Dox Thrash, Saturday Night, c. 1944-45, etching. Courtesy of Dolan/Maxwell.
Philadelphia-based artist Dox Thrash (1893–1965) was both a pioneering printmaker and a noted participant in the “New Negro” movement of the 1930s and ’40s. A veteran of World War I as well as the minstrel stage, he trained at the School of the Art Institute of Chicago before making his way to Philadelphia, where he ultimately forged a career as both a painter and a graphic artist.
In 1937, Thrash signed on for employment with the Federal Art Project’s Fine Print Workshop. There, while working with fellow artists Hugh Mesibov and Michael Gallagher, he began to experiment with a new approach to intaglio printmaking, which today is known as the carborundum mezzotint process. With its broad tonal range, the new process was ideally suited to the sensitive portrayals of Black life for which Thrash would become known.
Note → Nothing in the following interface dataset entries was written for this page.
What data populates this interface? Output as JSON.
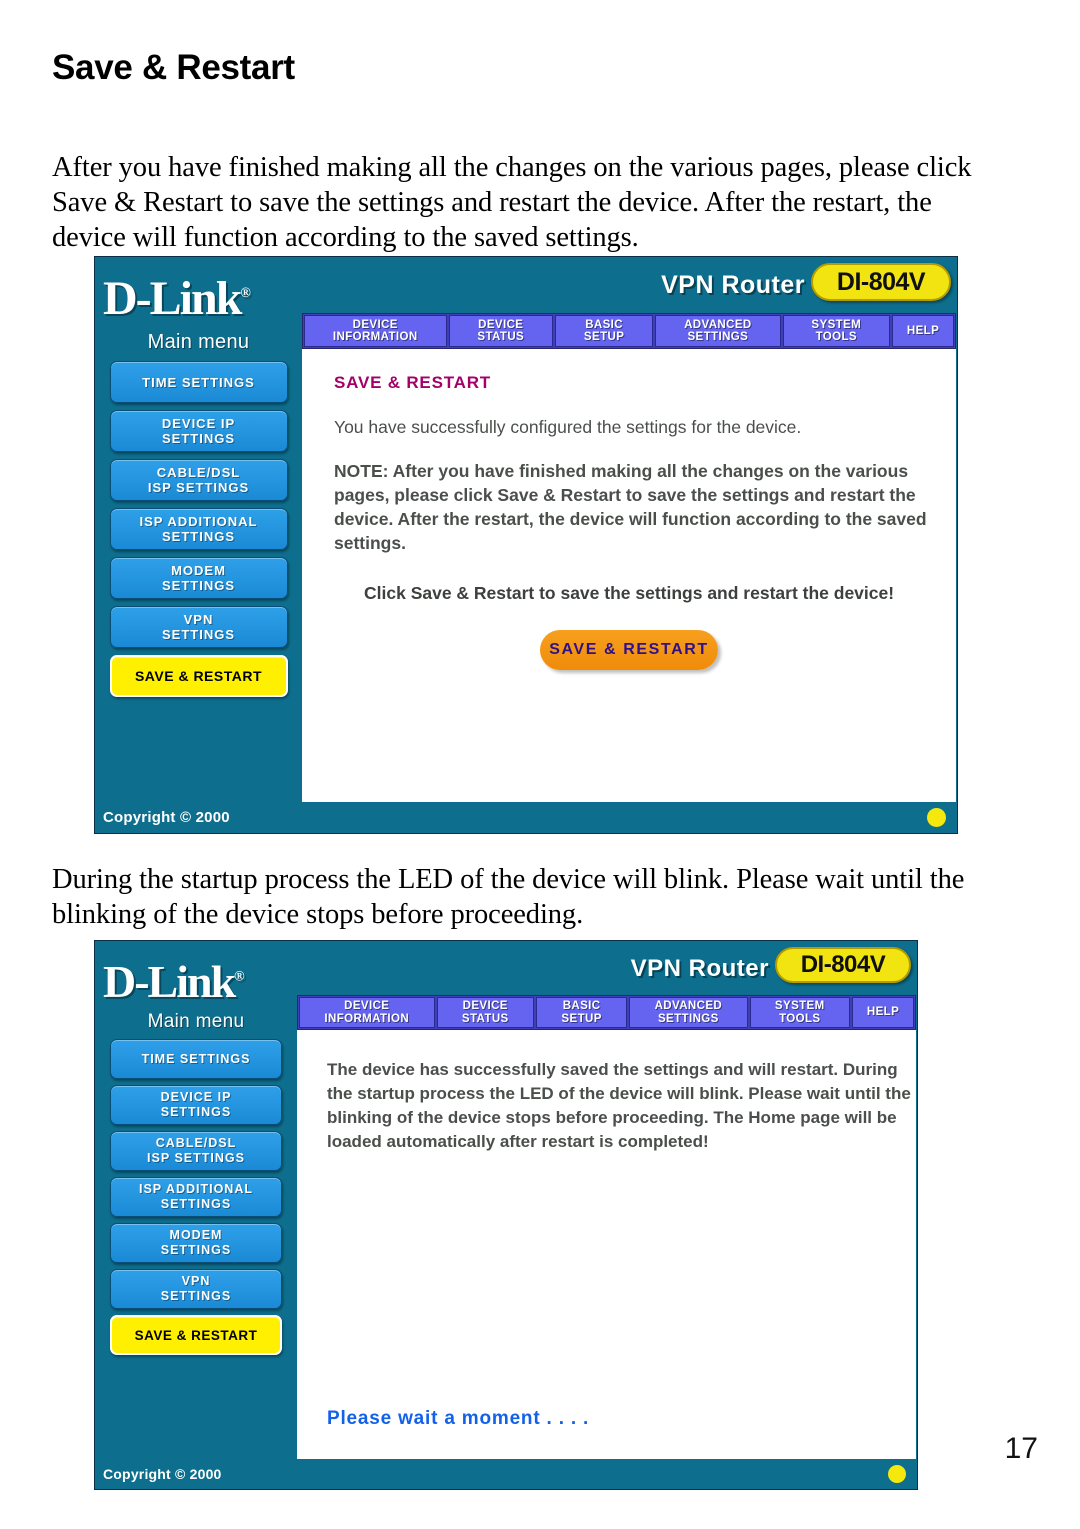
{
  "document": {
    "heading": "Save & Restart",
    "paragraph_1": "After you have finished making all the changes on the various pages, please click Save & Restart to save the settings and restart the device. After the restart, the device will function according to the saved settings.",
    "paragraph_2": "During the startup process the LED of the device will blink. Please wait until the blinking of the device stops before proceeding.",
    "page_number": "17"
  },
  "router_ui": {
    "brand": "D-Link",
    "brand_registered_mark": "®",
    "product_name": "VPN Router",
    "model_badge": "DI-804V",
    "nav_tabs": [
      {
        "label": "DEVICE\nINFORMATION",
        "name": "device-information"
      },
      {
        "label": "DEVICE\nSTATUS",
        "name": "device-status"
      },
      {
        "label": "BASIC\nSETUP",
        "name": "basic-setup"
      },
      {
        "label": "ADVANCED\nSETTINGS",
        "name": "advanced-settings"
      },
      {
        "label": "SYSTEM\nTOOLS",
        "name": "system-tools"
      },
      {
        "label": "HELP",
        "name": "help"
      }
    ],
    "sidebar": {
      "title": "Main menu",
      "items": [
        {
          "label": "TIME SETTINGS",
          "active": false
        },
        {
          "label": "DEVICE IP\nSETTINGS",
          "active": false
        },
        {
          "label": "CABLE/DSL\nISP SETTINGS",
          "active": false
        },
        {
          "label": "ISP ADDITIONAL\nSETTINGS",
          "active": false
        },
        {
          "label": "MODEM\nSETTINGS",
          "active": false
        },
        {
          "label": "VPN\nSETTINGS",
          "active": false
        },
        {
          "label": "SAVE & RESTART",
          "active": true
        }
      ]
    },
    "footer": {
      "copyright": "Copyright © 2000"
    },
    "colors": {
      "header_teal": "#0d6e8d",
      "nav_tab_purple": "#6464f0",
      "sidebar_button_blue": "#2ea0e8",
      "active_button_yellow": "#ffef00",
      "badge_yellow": "#f2e410",
      "title_magenta": "#a4006b",
      "save_button_orange": "#f7a01e",
      "save_button_text": "#30108a",
      "wait_text_blue": "#1361e8",
      "led_yellow": "#f4e80c"
    }
  },
  "screen_1": {
    "title": "SAVE & RESTART",
    "success_line": "You have successfully configured the settings for the device.",
    "note": "NOTE: After you have finished making all the changes on the various pages, please click Save & Restart to save the settings and restart the device. After the restart, the device will function according to the saved settings.",
    "cta": "Click Save & Restart to save the settings and restart the device!",
    "button_label": "SAVE & RESTART"
  },
  "screen_2": {
    "body": "The device has successfully saved the settings and will restart. During the startup process the LED of the device will blink. Please wait until the blinking of the device stops before proceeding. The Home page will be loaded automatically after restart is completed!",
    "wait_message": "Please wait a moment . . . ."
  }
}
Dox Thrash, Black Life, and the Carborundum Mezzotint brings together numerous examples of the experimental process by Thrash and other colleagues working in the Fine Print Workshop. Also on view are works by Thrash in other print mediums, as well as watercolors and drawings, all of which powerfully document the artist’s intimate, invested engagement with African American culture in the middle decades of the twentieth century.
The exhibition was organized with Dolan/Maxwell.